We got them home and into their pen with no problems. They settled in nicely and were so curious about everything! My sweet sister Barbara was the first to meet them and brought them a welcome gift of carrots which they loved.

They cried when we left the pen and it broke my heart but I knew I couldn’t stay in there all day and night, it was like crate training a puppy. They would stop after a few minutes.  For about a week or so they would cry when we left the pen until they realized we would always be coming back. Our lives have changed forever since they have joined our family, for the better.


2 Baby Goats got my Goat!

That’s right, two little baby goat cull boys stole my heart the second I laid eyes on them. If you read About me then you know I volunteer at a farm sanctuary. The sanctuary had rescued 10 baby goat cull boys that were being fostered and bottle fed until they were old enough to come to the sanctuary to be adopted out.

10 baby goat boys with a healthy appetite!

Now you ask what is a “cull” boy? The dairy industry is a cruel world. Females are impregnated again and again because without having babies they will not produce milk. So once the babies are born they are taken away from their mothers. The females are bottle fed only to grow up to lead the same sad life as their mothers. The male babies are taken away from their mothers, all put together and within a day or so after being born are shipped off to slaughter. Yes, to slaughter. This is true for cows, sheep and goats.
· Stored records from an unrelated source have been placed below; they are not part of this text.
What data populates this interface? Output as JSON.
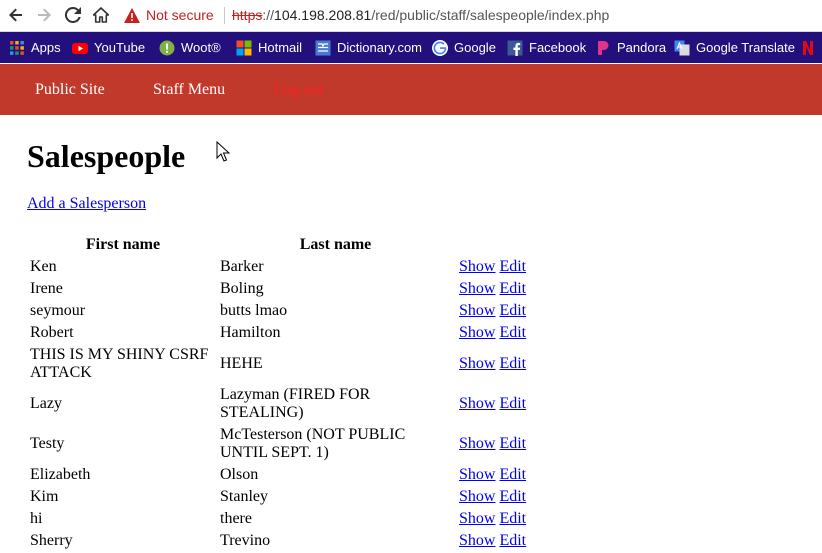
{
  "browser": {
    "security_label": "Not secure",
    "url_scheme": "https",
    "url_sep": "://",
    "url_host": "104.198.208.81",
    "url_path": "/red/public/staff/salespeople/index.php"
  },
  "bookmarks": [
    {
      "label": "Apps",
      "icon": "apps-grid-icon"
    },
    {
      "label": "YouTube",
      "icon": "youtube-icon"
    },
    {
      "label": "Woot®",
      "icon": "woot-icon"
    },
    {
      "label": "Hotmail",
      "icon": "hotmail-icon"
    },
    {
      "label": "Dictionary.com",
      "icon": "dictionary-icon"
    },
    {
      "label": "Google",
      "icon": "google-icon"
    },
    {
      "label": "Facebook",
      "icon": "facebook-icon"
    },
    {
      "label": "Pandora",
      "icon": "pandora-icon"
    },
    {
      "label": "Google Translate",
      "icon": "google-translate-icon"
    }
  ],
  "staff_nav": {
    "public_site": "Public Site",
    "staff_menu": "Staff Menu",
    "log_out": "Log out"
  },
  "page": {
    "title": "Salespeople",
    "add_link": "Add a Salesperson"
  },
  "table": {
    "headers": [
      "First name",
      "Last name"
    ],
    "show_label": "Show",
    "edit_label": "Edit",
    "rows": [
      {
        "first": "Ken",
        "last": "Barker"
      },
      {
        "first": "Irene",
        "last": "Boling"
      },
      {
        "first": "seymour",
        "last": "butts lmao"
      },
      {
        "first": "Robert",
        "last": "Hamilton"
      },
      {
        "first": "THIS IS MY SHINY CSRF ATTACK",
        "last": "HEHE"
      },
      {
        "first": "Lazy",
        "last": "Lazyman (FIRED FOR STEALING)"
      },
      {
        "first": "Testy",
        "last": "McTesterson (NOT PUBLIC UNTIL SEPT. 1)"
      },
      {
        "first": "Elizabeth",
        "last": "Olson"
      },
      {
        "first": "Kim",
        "last": "Stanley"
      },
      {
        "first": "hi",
        "last": "there"
      },
      {
        "first": "Sherry",
        "last": "Trevino"
      }
    ]
  },
  "colors": {
    "bookmarks_bg": "#23107c",
    "staff_nav_bg": "#c0392b",
    "logout": "#ff2020",
    "link": "#0000ee",
    "not_secure": "#c5221f"
  }
}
Now back to the good part. A fellow sanctuary worker had posted on Facebook a video and some photos of the new babies and I could not wait to meet them! So that Saturday when I got there I went right to their pen and it happened. All ten of them came running to the gate when they heard the chains and the first two around the corner were light colored while all the rest were dark brown. They came right to me and hung out with me while I cleaned their pen while the others went on to do their own thing.

My sweet Pepsi, saying Mom don’t go yet…

Week after week I would come on my usual Saturdays and there would be less of the babies until one Saturday when Tamala, the sanctuary owner told me that Pepsi and Cola (I named them that first day I saw them) were off to their forever home later that week. PANIC and HEARTBREAK! There were two others still there, why couldn’t they take them? I did it. I told her I would take them. I could not let them go.

Cola with his icky ear tag, saying the same thing as his brother, don’t go Mom…

I was terrified of what my husband would say but I just knew they were mine. Tamala said of course and that the other family would be happy to have the other two.

Hard to leave those faces but knowing they were coming home with me soon made it easier.


I bought them collars with their names…of course!

My husband wasn’t thrilled at first, we had just started an addition on our house and the where, how, when, etc…but a few weeks later we brought them home.

Coming home!